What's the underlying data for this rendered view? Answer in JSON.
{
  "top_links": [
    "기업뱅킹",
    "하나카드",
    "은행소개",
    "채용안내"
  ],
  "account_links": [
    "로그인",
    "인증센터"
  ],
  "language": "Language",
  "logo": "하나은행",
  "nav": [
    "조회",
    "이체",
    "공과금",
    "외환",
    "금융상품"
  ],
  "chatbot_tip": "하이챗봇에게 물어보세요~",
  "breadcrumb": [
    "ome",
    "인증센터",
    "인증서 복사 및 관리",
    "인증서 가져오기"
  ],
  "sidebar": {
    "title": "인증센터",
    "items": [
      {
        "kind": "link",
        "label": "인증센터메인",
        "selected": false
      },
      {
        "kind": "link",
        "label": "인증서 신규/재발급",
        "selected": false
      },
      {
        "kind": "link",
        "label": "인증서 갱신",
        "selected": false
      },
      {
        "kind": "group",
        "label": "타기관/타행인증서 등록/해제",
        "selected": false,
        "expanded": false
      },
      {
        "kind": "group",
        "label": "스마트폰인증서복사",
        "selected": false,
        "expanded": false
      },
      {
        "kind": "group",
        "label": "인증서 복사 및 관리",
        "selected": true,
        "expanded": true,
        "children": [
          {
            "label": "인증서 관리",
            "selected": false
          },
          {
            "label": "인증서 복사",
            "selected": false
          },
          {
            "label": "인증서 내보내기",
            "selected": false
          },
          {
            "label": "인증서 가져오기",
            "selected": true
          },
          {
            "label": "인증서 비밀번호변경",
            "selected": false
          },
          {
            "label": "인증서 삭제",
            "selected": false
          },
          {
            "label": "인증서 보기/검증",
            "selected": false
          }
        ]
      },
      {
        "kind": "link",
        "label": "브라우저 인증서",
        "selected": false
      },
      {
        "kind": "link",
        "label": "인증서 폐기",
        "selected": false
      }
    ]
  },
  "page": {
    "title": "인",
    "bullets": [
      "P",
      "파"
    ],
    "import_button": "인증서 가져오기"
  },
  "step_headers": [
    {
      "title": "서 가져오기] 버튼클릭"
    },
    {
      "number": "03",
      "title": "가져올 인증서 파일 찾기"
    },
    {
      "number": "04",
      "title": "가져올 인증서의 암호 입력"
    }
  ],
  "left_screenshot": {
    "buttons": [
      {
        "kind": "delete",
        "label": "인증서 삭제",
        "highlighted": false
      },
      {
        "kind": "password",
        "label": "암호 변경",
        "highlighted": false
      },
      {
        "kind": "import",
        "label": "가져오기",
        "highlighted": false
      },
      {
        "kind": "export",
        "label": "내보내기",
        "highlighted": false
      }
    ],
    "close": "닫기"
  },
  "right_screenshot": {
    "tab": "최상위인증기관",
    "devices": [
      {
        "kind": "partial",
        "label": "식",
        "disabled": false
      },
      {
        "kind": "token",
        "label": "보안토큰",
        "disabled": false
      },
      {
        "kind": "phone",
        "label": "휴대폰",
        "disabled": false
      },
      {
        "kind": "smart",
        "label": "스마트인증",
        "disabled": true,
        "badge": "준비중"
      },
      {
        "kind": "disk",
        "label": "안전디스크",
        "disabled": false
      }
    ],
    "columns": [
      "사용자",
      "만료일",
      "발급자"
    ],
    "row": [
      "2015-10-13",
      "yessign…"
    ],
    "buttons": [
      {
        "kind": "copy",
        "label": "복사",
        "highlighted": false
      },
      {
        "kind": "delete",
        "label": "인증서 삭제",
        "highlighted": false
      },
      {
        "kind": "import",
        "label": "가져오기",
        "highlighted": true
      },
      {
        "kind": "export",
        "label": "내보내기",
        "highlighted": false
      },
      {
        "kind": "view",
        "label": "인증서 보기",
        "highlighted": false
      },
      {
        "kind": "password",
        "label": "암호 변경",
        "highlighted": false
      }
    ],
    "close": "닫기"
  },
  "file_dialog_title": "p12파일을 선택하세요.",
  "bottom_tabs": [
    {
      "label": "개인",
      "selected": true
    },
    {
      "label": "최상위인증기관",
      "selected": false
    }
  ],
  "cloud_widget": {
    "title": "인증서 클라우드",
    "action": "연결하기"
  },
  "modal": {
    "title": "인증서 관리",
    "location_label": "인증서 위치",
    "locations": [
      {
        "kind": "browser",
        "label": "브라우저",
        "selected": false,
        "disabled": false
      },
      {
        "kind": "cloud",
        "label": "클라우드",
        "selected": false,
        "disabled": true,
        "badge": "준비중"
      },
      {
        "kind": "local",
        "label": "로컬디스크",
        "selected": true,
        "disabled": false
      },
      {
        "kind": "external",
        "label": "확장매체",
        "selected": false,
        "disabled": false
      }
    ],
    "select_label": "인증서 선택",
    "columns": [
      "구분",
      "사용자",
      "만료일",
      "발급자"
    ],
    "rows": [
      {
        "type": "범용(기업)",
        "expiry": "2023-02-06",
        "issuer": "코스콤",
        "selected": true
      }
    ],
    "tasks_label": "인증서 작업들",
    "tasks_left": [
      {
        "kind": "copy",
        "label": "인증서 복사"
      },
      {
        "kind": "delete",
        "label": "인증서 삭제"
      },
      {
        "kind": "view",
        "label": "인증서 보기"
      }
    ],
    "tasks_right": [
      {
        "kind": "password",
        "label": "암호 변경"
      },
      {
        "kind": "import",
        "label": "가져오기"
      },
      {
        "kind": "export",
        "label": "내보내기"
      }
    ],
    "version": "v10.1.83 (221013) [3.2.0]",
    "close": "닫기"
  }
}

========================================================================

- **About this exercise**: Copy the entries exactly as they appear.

- **Exercise result**:
What's the underlying data for this rendered view? Answer in JSON.
{
  "top_links": [
    "기업뱅킹",
    "하나카드",
    "은행소개",
    "채용안내"
  ],
  "account_links": [
    "로그인",
    "인증센터"
  ],
  "language": "Language",
  "logo": "하나은행",
  "nav": [
    "조회",
    "이체",
    "공과금",
    "외환",
    "금융상품"
  ],
  "chatbot_tip": "하이챗봇에게 물어보세요~",
  "breadcrumb": [
    "ome",
    "인증센터",
    "인증서 복사 및 관리",
    "인증서 가져오기"
  ],
  "sidebar": {
    "title": "인증센터",
    "items": [
      {
        "kind": "link",
        "label": "인증센터메인",
        "selected": false
      },
      {
        "kind": "link",
        "label": "인증서 신규/재발급",
        "selected": false
      },
      {
        "kind": "link",
        "label": "인증서 갱신",
        "selected": false
      },
      {
        "kind": "group",
        "label": "타기관/타행인증서 등록/해제",
        "selected": false,
        "expanded": false
      },
      {
        "kind": "group",
        "label": "스마트폰인증서복사",
        "selected": false,
        "expanded": false
      },
      {
        "kind": "group",
        "label": "인증서 복사 및 관리",
        "selected": true,
        "expanded": true,
        "children": [
          {
            "label": "인증서 관리",
            "selected": false
          },
          {
            "label": "인증서 복사",
            "selected": false
          },
          {
            "label": "인증서 내보내기",
            "selected": false
          },
          {
            "label": "인증서 가져오기",
            "selected": true
          },
          {
            "label": "인증서 비밀번호변경",
            "selected": false
          },
          {
            "label": "인증서 삭제",
            "selected": false
          },
          {
            "label": "인증서 보기/검증",
            "selected": false
          }
        ]
      },
      {
        "kind": "link",
        "label": "브라우저 인증서",
        "selected": false
      },
      {
        "kind": "link",
        "label": "인증서 폐기",
        "selected": false
      }
    ]
  },
  "page": {
    "title": "인",
    "bullets": [
      "P",
      "파"
    ],
    "import_button": "인증서 가져오기"
  },
  "step_headers": [
    {
      "title": "서 가져오기] 버튼클릭"
    },
    {
      "number": "03",
      "title": "가져올 인증서 파일 찾기"
    },
    {
      "number": "04",
      "title": "가져올 인증서의 암호 입력"
    }
  ],
  "left_screenshot": {
    "buttons": [
      {
        "kind": "delete",
        "label": "인증서 삭제",
        "highlighted": false
      },
      {
        "kind": "password",
        "label": "암호 변경",
        "highlighted": false
      },
      {
        "kind": "import",
        "label": "가져오기",
        "highlighted": false
      },
      {
        "kind": "export",
        "label": "내보내기",
        "highlighted": false
      }
    ],
    "close": "닫기"
  },
  "right_screenshot": {
    "tab": "최상위인증기관",
    "devices": [
      {
        "kind": "partial",
        "label": "식",
        "disabled": false
      },
      {
        "kind": "token",
        "label": "보안토큰",
        "disabled": false
      },
      {
        "kind": "phone",
        "label": "휴대폰",
        "disabled": false
      },
      {
        "kind": "smart",
        "label": "스마트인증",
        "disabled": true,
        "badge": "준비중"
      },
      {
        "kind": "disk",
        "label": "안전디스크",
        "disabled": false
      }
    ],
    "columns": [
      "사용자",
      "만료일",
      "발급자"
    ],
    "row": [
      "2015-10-13",
      "yessign…"
    ],
    "buttons": [
      {
        "kind": "copy",
        "label": "복사",
        "highlighted": false
      },
      {
        "kind": "delete",
        "label": "인증서 삭제",
        "highlighted": false
      },
      {
        "kind": "import",
        "label": "가져오기",
        "highlighted": true
      },
      {
        "kind": "export",
        "label": "내보내기",
        "highlighted": false
      },
      {
        "kind": "view",
        "label": "인증서 보기",
        "highlighted": false
      },
      {
        "kind": "password",
        "label": "암호 변경",
        "highlighted": false
      }
    ],
    "close": "닫기"
  },
  "file_dialog_title": "p12파일을 선택하세요.",
  "bottom_tabs": [
    {
      "label": "개인",
      "selected": true
    },
    {
      "label": "최상위인증기관",
      "selected": false
    }
  ],
  "cloud_widget": {
    "title": "인증서 클라우드",
    "action": "연결하기"
  },
  "modal": {
    "title": "인증서 관리",
    "location_label": "인증서 위치",
    "locations": [
      {
        "kind": "browser",
        "label": "브라우저",
        "selected": false,
        "disabled": false
      },
      {
        "kind": "cloud",
        "label": "클라우드",
        "selected": false,
        "disabled": true,
        "badge": "준비중"
      },
      {
        "kind": "local",
        "label": "로컬디스크",
        "selected": true,
        "disabled": false
      },
      {
        "kind": "external",
        "label": "확장매체",
        "selected": false,
        "disabled": false
      }
    ],
    "select_label": "인증서 선택",
    "columns": [
      "구분",
      "사용자",
      "만료일",
      "발급자"
    ],
    "rows": [
      {
        "type": "범용(기업)",
        "expiry": "2023-02-06",
        "issuer": "코스콤",
        "selected": true
      }
    ],
    "tasks_label": "인증서 작업들",
    "tasks_left": [
      {
        "kind": "copy",
        "label": "인증서 복사"
      },
      {
        "kind": "delete",
        "label": "인증서 삭제"
      },
      {
        "kind": "view",
        "label": "인증서 보기"
      }
    ],
    "tasks_right": [
      {
        "kind": "password",
        "label": "암호 변경"
      },
      {
        "kind": "import",
        "label": "가져오기"
      },
      {
        "kind": "export",
        "label": "내보내기"
      }
    ],
    "version": "v10.1.83 (221013) [3.2.0]",
    "close": "닫기"
  }
}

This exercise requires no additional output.